▶ _WHAT YOU SHOULD DO_
Sort through the data and copy the lines holding the word "Ihre".

▶ _MATERIAL PROVIDED_
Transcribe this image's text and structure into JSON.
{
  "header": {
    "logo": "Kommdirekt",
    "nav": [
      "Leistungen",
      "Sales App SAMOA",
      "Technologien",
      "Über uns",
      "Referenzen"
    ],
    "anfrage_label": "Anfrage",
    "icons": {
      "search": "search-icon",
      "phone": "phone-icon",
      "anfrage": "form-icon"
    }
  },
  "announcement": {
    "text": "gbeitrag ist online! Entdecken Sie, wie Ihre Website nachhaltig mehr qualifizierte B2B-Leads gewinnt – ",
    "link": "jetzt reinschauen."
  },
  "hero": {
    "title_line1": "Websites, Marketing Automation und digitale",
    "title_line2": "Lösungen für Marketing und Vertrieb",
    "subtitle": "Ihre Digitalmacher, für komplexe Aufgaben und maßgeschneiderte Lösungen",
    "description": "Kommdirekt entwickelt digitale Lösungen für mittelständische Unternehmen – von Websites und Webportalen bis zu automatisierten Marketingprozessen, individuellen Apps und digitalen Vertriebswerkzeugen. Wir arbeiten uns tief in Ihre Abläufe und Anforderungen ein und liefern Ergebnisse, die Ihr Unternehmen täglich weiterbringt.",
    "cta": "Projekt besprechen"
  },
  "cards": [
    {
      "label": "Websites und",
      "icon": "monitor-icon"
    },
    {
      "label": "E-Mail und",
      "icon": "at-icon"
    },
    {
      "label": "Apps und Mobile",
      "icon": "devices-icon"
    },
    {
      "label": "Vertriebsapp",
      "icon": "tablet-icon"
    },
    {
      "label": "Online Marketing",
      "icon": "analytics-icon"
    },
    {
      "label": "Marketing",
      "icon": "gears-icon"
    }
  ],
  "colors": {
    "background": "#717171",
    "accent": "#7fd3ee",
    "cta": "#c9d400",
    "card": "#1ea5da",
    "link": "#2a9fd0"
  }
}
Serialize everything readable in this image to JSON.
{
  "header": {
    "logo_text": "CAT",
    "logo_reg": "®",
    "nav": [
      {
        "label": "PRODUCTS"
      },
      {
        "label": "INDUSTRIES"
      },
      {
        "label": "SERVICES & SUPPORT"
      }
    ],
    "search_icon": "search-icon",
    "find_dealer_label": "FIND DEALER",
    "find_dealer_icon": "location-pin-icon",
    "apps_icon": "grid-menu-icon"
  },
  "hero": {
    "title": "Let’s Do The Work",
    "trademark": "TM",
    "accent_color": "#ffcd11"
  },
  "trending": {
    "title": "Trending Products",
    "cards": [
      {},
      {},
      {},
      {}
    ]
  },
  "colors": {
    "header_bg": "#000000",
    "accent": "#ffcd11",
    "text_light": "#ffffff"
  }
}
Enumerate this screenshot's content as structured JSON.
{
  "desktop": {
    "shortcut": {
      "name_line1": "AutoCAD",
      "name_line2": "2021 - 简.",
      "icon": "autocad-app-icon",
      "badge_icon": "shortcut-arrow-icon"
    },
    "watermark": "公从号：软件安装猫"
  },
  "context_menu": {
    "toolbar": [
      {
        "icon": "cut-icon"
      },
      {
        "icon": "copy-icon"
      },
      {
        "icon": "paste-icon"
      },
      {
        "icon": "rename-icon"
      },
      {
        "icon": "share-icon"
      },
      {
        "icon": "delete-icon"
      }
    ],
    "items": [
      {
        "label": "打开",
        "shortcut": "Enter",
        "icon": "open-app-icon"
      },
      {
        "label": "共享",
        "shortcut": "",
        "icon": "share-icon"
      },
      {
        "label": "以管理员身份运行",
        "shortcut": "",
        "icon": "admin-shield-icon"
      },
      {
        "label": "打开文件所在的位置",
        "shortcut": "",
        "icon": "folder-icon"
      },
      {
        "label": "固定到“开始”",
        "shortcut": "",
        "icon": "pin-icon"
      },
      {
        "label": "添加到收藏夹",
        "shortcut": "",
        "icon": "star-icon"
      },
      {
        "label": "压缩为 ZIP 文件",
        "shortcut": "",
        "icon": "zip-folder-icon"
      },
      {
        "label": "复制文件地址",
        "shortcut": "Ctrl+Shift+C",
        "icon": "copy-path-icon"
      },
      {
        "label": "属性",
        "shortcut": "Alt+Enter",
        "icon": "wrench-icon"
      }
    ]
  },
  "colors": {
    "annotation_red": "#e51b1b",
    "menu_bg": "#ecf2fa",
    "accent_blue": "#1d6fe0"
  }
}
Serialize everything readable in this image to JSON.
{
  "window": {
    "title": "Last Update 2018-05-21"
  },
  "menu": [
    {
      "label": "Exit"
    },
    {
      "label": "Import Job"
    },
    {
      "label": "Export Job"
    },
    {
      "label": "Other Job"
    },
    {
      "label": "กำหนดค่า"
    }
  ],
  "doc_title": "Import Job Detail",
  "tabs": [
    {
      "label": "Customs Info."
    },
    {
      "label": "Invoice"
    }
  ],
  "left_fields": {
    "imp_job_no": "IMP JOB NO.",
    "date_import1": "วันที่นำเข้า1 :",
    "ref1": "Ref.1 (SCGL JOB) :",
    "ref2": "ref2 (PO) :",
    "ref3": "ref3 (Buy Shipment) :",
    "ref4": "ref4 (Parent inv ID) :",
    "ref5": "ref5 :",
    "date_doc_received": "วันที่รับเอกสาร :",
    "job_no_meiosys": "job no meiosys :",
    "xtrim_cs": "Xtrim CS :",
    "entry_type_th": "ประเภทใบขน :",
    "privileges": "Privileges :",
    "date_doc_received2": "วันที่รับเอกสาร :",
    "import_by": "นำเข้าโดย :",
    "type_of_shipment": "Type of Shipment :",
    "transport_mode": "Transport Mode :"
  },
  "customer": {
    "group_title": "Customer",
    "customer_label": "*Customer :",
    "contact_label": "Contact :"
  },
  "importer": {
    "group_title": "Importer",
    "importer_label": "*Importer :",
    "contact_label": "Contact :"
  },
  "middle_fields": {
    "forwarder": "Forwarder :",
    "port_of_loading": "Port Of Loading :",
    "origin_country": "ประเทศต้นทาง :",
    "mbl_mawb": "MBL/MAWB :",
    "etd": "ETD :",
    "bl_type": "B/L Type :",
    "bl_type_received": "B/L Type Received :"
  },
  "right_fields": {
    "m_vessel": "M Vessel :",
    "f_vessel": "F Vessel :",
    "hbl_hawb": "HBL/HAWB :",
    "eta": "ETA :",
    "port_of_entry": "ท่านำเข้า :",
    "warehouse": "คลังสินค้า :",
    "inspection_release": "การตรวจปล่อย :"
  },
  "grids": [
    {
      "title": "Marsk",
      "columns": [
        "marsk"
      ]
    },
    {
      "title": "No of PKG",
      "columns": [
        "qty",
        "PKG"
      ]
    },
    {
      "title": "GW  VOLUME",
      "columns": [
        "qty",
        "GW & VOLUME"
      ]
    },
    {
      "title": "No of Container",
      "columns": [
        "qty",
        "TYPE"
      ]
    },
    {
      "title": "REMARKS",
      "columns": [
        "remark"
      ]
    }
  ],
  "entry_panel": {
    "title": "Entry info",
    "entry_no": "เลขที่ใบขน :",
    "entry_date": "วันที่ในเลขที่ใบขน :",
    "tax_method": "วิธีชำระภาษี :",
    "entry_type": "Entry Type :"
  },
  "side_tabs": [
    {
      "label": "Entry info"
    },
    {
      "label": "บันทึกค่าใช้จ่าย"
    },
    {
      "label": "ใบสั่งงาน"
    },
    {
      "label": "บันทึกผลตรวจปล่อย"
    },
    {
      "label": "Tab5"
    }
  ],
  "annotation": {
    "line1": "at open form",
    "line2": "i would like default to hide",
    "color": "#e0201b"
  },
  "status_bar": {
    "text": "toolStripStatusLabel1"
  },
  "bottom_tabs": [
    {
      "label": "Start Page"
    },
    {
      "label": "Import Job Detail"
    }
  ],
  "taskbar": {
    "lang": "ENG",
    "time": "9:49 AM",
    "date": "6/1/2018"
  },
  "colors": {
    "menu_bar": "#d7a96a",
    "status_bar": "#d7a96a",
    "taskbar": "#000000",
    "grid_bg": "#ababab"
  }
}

▶ _REPLY_
    "text": "gbeitrag ist online! Entdecken Sie, wie Ihre Website nachhaltig mehr qualifizierte B2B-Leads gewinnt – ",
    "subtitle": "Ihre Digitalmacher, für komplexe Aufgaben und maßgeschneiderte Lösungen",
    "description": "Kommdirekt entwickelt digitale Lösungen für mittelständische Unternehmen – von Websites und Webportalen bis zu automatisierten Marketingprozessen, individuellen Apps und digitalen Vertriebswerkzeugen. Wir arbeiten uns tief in Ihre Abläufe und Anforderungen ein und liefern Ergebnisse, die Ihr Unternehmen täglich weiterbringt.",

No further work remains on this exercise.